"Now we can get this job out in less than three days," says Moschilli. Plus, the barcode removes the risk of double stuffing envelopes, he adds. What's more, the in-plant switched the mailing from a 10x13˝ envelope to a 6x9.5˝ envelope, saving big money on postage.
Providing support like this has earned the in-plant a stellar reputation at the Wellesley Hills, Mass.-based financial services company.
"People view us now as problem solvers," he says.
This is an enviable position for an in-plant, and Document Services has worked hard to attain it. Customers at Sun Life now invite the in-plant to their planning meetings before designing new mailings.
"We're at the table from the beginning, instead of getting a last-minute phone call," remarks Moschilli.
Lean and Busy
Document Services is a lean, extremely busy operation. Moschilli oversees nine employees in two New England locations: seven in a 2,000-square-foot, operation in Wellesley Hills, where the two-person night shift prints, sorts and delivers 500 to 700 jobs—primarily checks and statements—before 7 a.m.; and two in a 1,200-square-foot facility in Windsor, Conn., which essentially mirrors the technology in the main location. Both sites have Konica Minolta bizhub PRO 1200 printers with inline booklet making and perfect binding; both have Kodak Digimaster EX138s and Pitney Bowes DI950 FastPac inserters.
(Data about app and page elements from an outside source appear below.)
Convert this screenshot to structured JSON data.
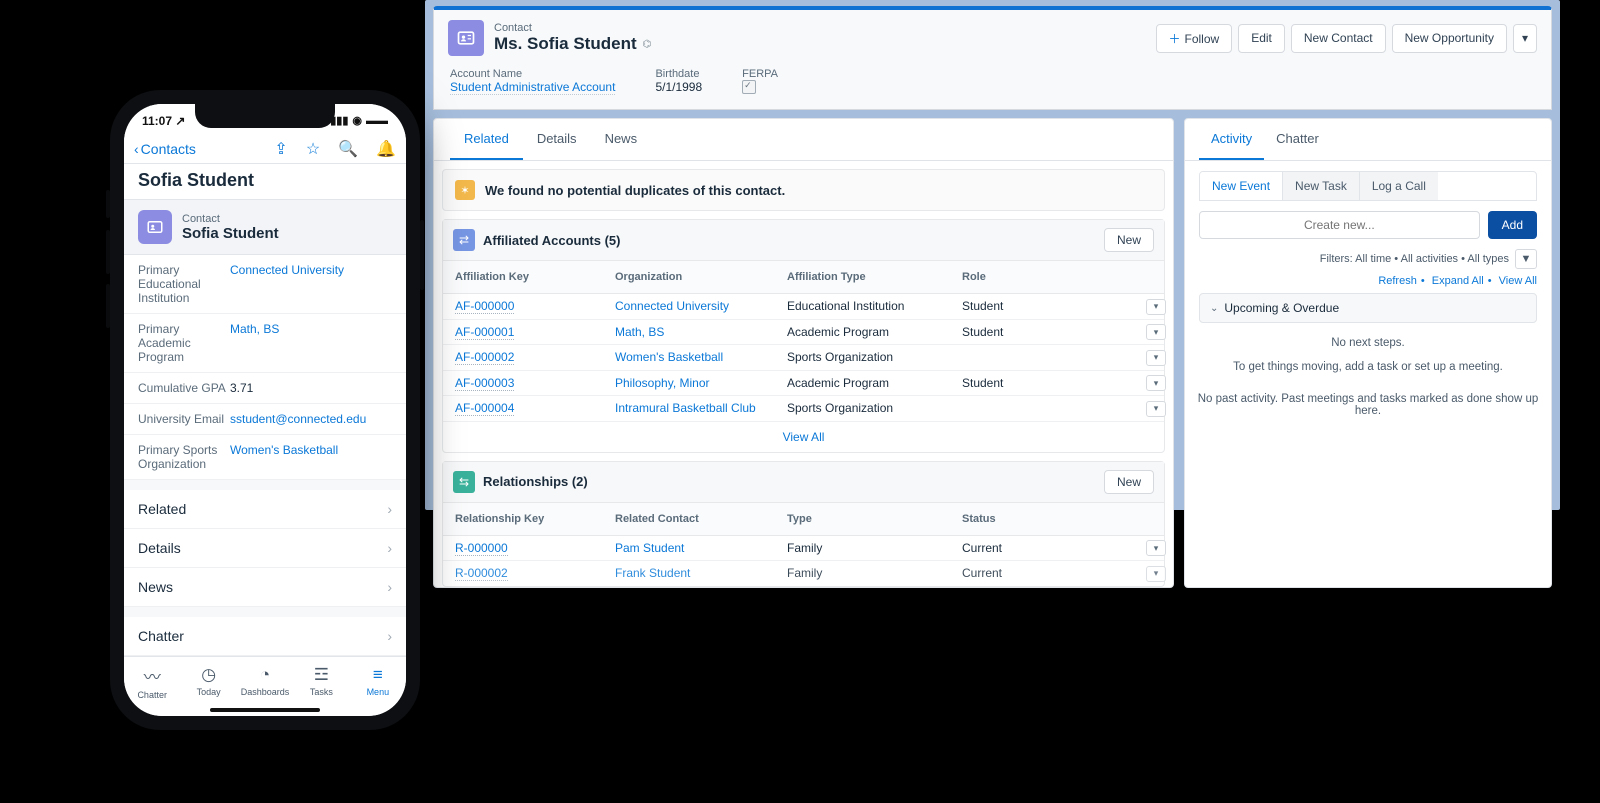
{
  "desktop": {
    "record_type": "Contact",
    "name": "Ms. Sofia Student",
    "actions": {
      "follow": "Follow",
      "edit": "Edit",
      "new_contact": "New Contact",
      "new_opportunity": "New Opportunity"
    },
    "fields": {
      "account_label": "Account Name",
      "account_value": "Student Administrative Account",
      "birth_label": "Birthdate",
      "birth_value": "5/1/1998",
      "ferpa_label": "FERPA"
    },
    "tabs": [
      "Related",
      "Details",
      "News"
    ],
    "duplicate_msg": "We found no potential duplicates of this contact.",
    "affiliated": {
      "title": "Affiliated Accounts (5)",
      "new": "New",
      "cols": [
        "Affiliation Key",
        "Organization",
        "Affiliation Type",
        "Role"
      ],
      "rows": [
        {
          "key": "AF-000000",
          "org": "Connected University",
          "type": "Educational Institution",
          "role": "Student"
        },
        {
          "key": "AF-000001",
          "org": "Math, BS",
          "type": "Academic Program",
          "role": "Student"
        },
        {
          "key": "AF-000002",
          "org": "Women's Basketball",
          "type": "Sports Organization",
          "role": ""
        },
        {
          "key": "AF-000003",
          "org": "Philosophy, Minor",
          "type": "Academic Program",
          "role": "Student"
        },
        {
          "key": "AF-000004",
          "org": "Intramural Basketball Club",
          "type": "Sports Organization",
          "role": ""
        }
      ],
      "view_all": "View All"
    },
    "relationships": {
      "title": "Relationships (2)",
      "new": "New",
      "cols": [
        "Relationship Key",
        "Related Contact",
        "Type",
        "Status"
      ],
      "rows": [
        {
          "key": "R-000000",
          "contact": "Pam Student",
          "type": "Family",
          "status": "Current"
        },
        {
          "key": "R-000002",
          "contact": "Frank Student",
          "type": "Family",
          "status": "Current"
        }
      ]
    }
  },
  "right": {
    "tabs": [
      "Activity",
      "Chatter"
    ],
    "sub_tabs": [
      "New Event",
      "New Task",
      "Log a Call"
    ],
    "create_placeholder": "Create new...",
    "add": "Add",
    "filter_text": "Filters: All time • All activities • All types",
    "refresh": "Refresh",
    "expand": "Expand All",
    "view_all": "View All",
    "upcoming": "Upcoming & Overdue",
    "empty1": "No next steps.",
    "empty2": "To get things moving, add a task or set up a meeting.",
    "past": "No past activity. Past meetings and tasks marked as done show up here."
  },
  "phone": {
    "time": "11:07",
    "back": "Contacts",
    "title": "Sofia Student",
    "card_type": "Contact",
    "card_name": "Sofia Student",
    "fields": [
      {
        "label": "Primary Educational Institution",
        "value": "Connected University",
        "link": true
      },
      {
        "label": "Primary Academic Program",
        "value": "Math, BS",
        "link": true
      },
      {
        "label": "Cumulative GPA",
        "value": "3.71",
        "link": false
      },
      {
        "label": "University Email",
        "value": "sstudent@connected.edu",
        "link": true
      },
      {
        "label": "Primary Sports Organization",
        "value": "Women's Basketball",
        "link": true
      }
    ],
    "sections": [
      "Related",
      "Details",
      "News",
      "Chatter"
    ],
    "tabbar": [
      {
        "icon": "⟿",
        "label": "Chatter"
      },
      {
        "icon": "◷",
        "label": "Today"
      },
      {
        "icon": "◔",
        "label": "Dashboards"
      },
      {
        "icon": "☰",
        "label": "Tasks"
      },
      {
        "icon": "≡",
        "label": "Menu"
      }
    ]
  }
}
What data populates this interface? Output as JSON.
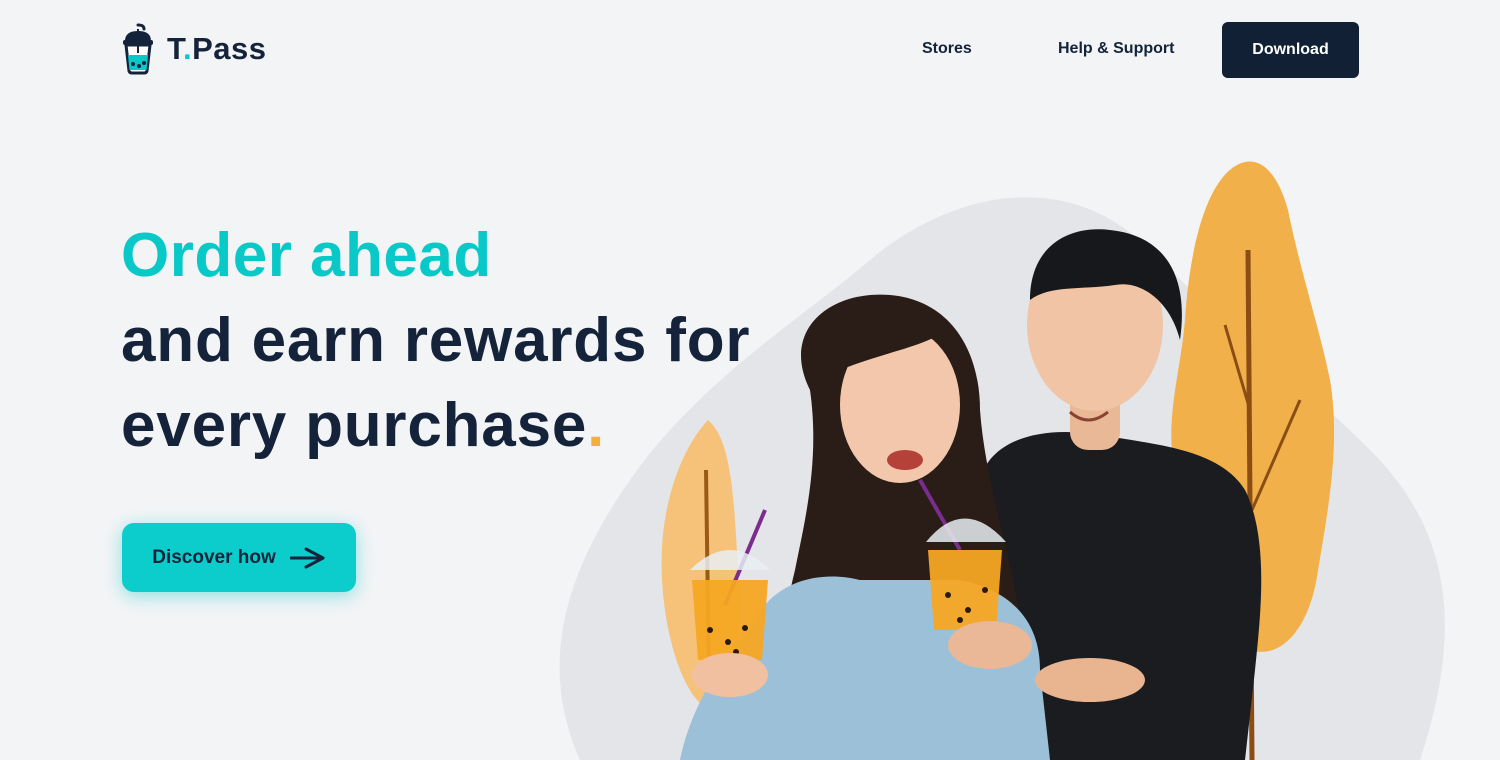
{
  "brand": {
    "name_main": "T",
    "name_dot": ".",
    "name_rest": "Pass"
  },
  "nav": {
    "stores_label": "Stores",
    "help_label": "Help & Support",
    "download_label": "Download"
  },
  "hero": {
    "headline_line1": "Order ahead",
    "headline_line2": "and earn rewards for",
    "headline_line3": "every purchase",
    "headline_dot": ".",
    "cta_label": "Discover how"
  },
  "icons": {
    "logo": "bubble-tea-cup-icon",
    "cta": "arrow-right-icon"
  },
  "colors": {
    "accent_teal": "#09c8c8",
    "accent_orange": "#f3ad48",
    "navy": "#112034",
    "background": "#f3f4f6"
  }
}
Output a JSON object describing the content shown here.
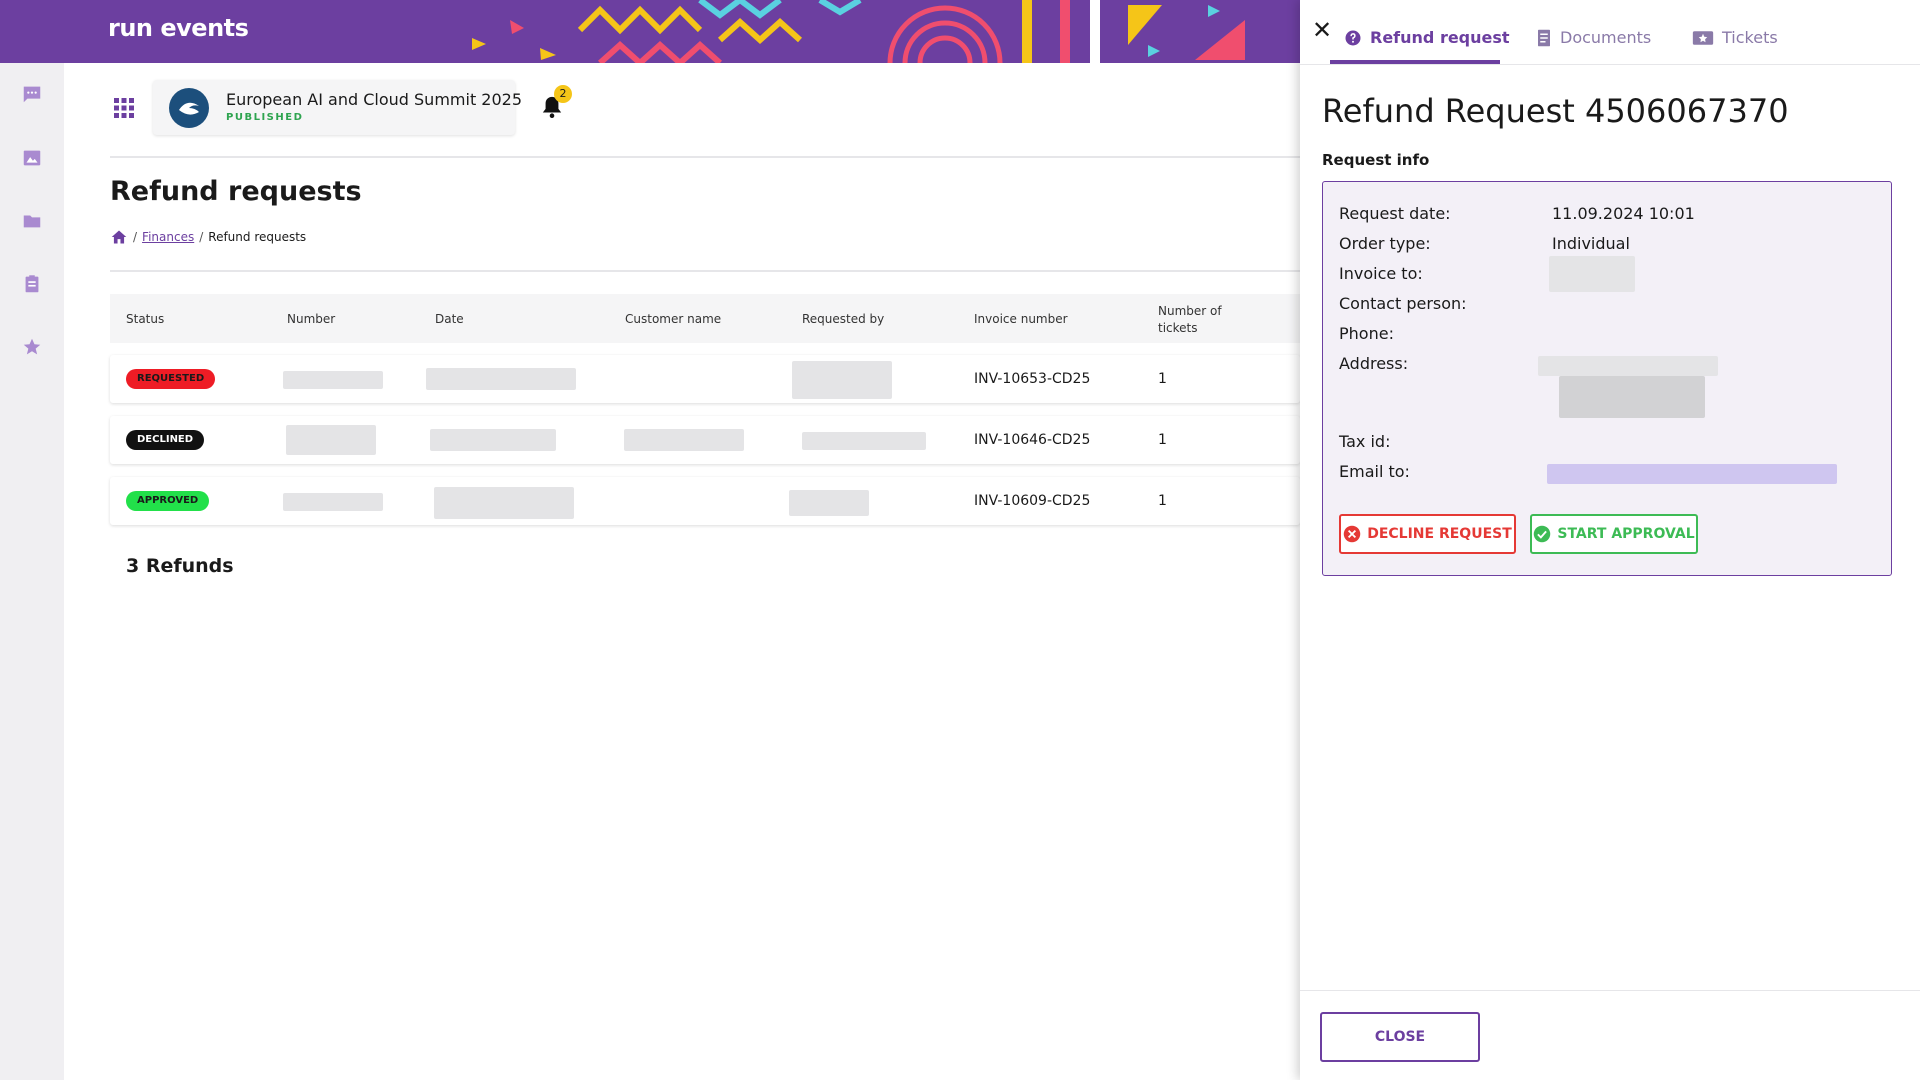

Bob has served as editor of In-plant Impressions since October of 1994. Prior to that he served for three years as managing editor of Printing Impressions, a commercial printing publication. Mr. Neubauer is very active in the U.S. in-plant industry. He attends all the major in-plant conferences and has visited nearly 170 in-plant operations around the world. He has given presentations to numerous in-plant groups in the U.S., Canada and Australia, including the Association of College and University Printers and the In-plant Printing and Mailing Association. He also coordinates the annual In-Print contest, cosponsored by IPMA and In-plant Impressions.